St. Cuthbert was a seventh century monk born. Inspired by a vision of St. Aidan of Lindisfarne entering heaven, Cuthbert entered monastic life at age seventeen. He was above all dutiful, but the times were tumultuous and his inclination was solitary. That's a poor mix for getting what you want out of life, and that's where the dutiful comes in. I'd mention that the career of his corpse makes a better story than his biography, but I'd be getting ahead of myself.
He chose to enter the monastery at Melrose instead of Lindisfarne because he knew and admired the prior, Boisil. Boisil put in a good word with Abbot Eata, and things worked well. Cuthbert was such a good monk that he was part of a team establishing a new monastery at Ripon, where he served as guestmaster. That's a pretty gregarious job for a monk, if you think about it, but he apparently did well.
I've mentioned the Synod of Whitby in other posts. This is where they debated the Celtic Rite traditions (tonsure, calculating Easter) versus the Roman Rite traditions. Rome prevailed at the synod, so Eata withdrew all his monks to Melrose where they could continue to cut their hair the right way and celebrate Easter on the right day.

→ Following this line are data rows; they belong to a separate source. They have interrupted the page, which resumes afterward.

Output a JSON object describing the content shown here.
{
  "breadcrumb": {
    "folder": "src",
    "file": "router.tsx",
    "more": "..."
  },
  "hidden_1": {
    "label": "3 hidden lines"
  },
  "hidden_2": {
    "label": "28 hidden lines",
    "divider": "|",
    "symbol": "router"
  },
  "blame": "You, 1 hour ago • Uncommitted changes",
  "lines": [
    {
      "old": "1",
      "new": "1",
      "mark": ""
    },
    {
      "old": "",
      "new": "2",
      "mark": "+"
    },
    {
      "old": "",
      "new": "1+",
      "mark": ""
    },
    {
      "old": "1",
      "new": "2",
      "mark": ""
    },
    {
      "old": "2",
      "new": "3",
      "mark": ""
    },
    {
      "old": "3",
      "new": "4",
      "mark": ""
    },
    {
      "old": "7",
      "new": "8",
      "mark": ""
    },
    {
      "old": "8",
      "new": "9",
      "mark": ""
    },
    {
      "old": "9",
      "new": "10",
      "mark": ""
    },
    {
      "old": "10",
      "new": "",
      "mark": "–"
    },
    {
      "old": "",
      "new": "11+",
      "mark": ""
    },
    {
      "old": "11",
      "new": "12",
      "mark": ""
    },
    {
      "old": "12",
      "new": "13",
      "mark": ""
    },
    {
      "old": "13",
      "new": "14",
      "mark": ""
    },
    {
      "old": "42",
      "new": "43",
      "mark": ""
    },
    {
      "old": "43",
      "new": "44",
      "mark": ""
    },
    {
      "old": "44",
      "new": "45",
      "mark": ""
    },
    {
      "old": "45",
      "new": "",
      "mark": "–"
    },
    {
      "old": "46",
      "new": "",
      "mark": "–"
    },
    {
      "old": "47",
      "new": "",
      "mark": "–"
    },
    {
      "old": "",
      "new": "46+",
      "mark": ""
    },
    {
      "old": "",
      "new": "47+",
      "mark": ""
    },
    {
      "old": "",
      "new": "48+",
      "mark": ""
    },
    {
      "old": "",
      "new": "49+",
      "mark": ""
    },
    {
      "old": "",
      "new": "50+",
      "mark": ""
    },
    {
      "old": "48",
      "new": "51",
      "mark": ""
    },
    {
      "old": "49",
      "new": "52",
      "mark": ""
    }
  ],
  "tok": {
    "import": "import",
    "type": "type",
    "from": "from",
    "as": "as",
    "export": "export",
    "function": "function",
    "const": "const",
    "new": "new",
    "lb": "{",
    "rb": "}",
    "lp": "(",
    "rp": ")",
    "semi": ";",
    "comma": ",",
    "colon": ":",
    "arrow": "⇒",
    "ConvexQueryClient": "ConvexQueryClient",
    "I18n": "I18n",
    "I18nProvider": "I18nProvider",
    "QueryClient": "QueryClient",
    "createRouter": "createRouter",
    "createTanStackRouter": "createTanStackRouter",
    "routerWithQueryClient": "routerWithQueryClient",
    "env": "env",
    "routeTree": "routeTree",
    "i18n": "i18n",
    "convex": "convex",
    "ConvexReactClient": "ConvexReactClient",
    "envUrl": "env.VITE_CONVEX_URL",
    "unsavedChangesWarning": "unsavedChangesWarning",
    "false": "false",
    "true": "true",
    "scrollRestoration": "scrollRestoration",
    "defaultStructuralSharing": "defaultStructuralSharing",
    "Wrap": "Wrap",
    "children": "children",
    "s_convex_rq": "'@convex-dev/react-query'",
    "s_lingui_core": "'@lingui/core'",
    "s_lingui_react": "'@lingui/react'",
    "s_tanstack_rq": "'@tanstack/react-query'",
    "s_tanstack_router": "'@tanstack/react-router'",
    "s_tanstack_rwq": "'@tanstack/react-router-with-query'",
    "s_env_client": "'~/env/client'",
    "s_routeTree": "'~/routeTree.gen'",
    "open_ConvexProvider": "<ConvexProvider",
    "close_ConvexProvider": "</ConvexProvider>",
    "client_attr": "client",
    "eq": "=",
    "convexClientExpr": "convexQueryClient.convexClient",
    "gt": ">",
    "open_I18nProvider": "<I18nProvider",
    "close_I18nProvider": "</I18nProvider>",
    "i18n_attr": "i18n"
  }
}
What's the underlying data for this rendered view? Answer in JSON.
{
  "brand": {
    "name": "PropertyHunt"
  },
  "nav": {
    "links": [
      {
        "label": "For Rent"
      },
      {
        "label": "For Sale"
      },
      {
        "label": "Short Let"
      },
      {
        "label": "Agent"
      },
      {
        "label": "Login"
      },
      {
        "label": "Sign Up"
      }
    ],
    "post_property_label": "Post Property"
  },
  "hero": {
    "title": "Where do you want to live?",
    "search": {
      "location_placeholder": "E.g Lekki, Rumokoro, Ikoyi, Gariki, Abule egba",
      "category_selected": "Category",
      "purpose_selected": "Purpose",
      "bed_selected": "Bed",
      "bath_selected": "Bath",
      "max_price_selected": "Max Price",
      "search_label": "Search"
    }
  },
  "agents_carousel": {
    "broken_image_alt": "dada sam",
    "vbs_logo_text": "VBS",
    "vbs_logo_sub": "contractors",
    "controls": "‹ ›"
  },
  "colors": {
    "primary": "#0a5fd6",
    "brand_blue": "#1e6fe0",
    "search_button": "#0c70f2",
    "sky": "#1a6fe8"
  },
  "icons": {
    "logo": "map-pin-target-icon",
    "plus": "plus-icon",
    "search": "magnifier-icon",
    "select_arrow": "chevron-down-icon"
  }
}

Boisil and Cuthbert both caught the Plague. Probably a lot of other monks did too, but they aren't as significant in this story. When Cuthbert recovered, he was appointed Prior; the job was vacant because Boisil didn't recover. Then Eata became Abbot of Lindisfarne, the big monastery in the area, and induced Cuthbert to become prior there.
Monks and ambition don't mix well. For most of us, the idea of advancing one's career seems attractive. As prior, he'd have more opportunity to see that things were done according to his directions and preferences. He'd have more opportunity to meet people and even travel freely. He'd have privileges denied to monks without special duties and titles. But none of this interests men who have deliberately withdrawn from the world in order to improve their spiritual health. Work, study, prayer -- that's their choice. So for Cuthbert, rising to Prior of Lindisfarne was a sacrifice.
After twelve years, he was allowed to withdraw to a small island where he could live and pray in isolation. He even built a cell with the window so high that he could not be distracted by a view of the sea. He was nine years there, visited only by monks inspired by the rigor of his devotion. His reputation as a holy man spread, so of course he was drafted back into Church management, and having taken a vow of obedience, he could ought refuse. He was appointed the Bishop of Hexham, a new diocese in Northumbria. And this is the part of his life I find most intriguing: Eata, who was by this time Bishop of Lindisfarne, offered to swap dioceses. The negotiations and motives have not been recorded, and thus remain open to speculation.
Anyway, Cuthbert was an active and effective bishop of Lindisfarne for two years. He retired three months before his death in 687, and pilgrims reported many miracles at his grave site. Of course it might be hard to attribute all those miracles to him because the head of St. Oswald was buried in his casket in order to prevent it from being swiped. Competition for relics was already leading to some less than holy acts. Thou shalt not covet thy neighbor's saint-bones wasn't explicit in the Torah, but it apparently should have been.
With all the visitors, the monks of Lindisfarne figured the casket should probably be more accessible. They dug him up and found the body to be incorrupt -- no word about Oswald's head. They put some new clothes on him and put his casket above ground in the sanctuary, which certainly seems unwise in light of the previous paragraph, but they did. In 875, the Vikings drove the monks from Lindisfarne, and they naturally took Cuthbert with them. They carried him with them as they wandered for seven years. They settled in Ripon, then Durham Cathedral, then back to the monastery at Lindisfarne, then back to Durham, all the while worrying that either the Vikings or the Normans would jack the casket. In 1539, the casket was reopened and the body was still incorrupt. In 1827, the casket was again reopened and a single skeleton was discovered. They took the precious items buried with it and reburied it. Again in 1899, they opened the casket to examine the bones. They found a man about fifty years old, from before the eleventh century, with clothes from approximately the seventh century.
Locals swore that the bones weren't Cuthbert. Loyal Catholics had taken the body during the worst days of the religious wars in order to prevent it's seizure by Protestants. Maybe, but they couldn't explain where the sixteenth century loyalists got seventh century clothes and pre-eleventh century bones to substitute. Maybe it's Eata, dragged up from a grave in Hexham?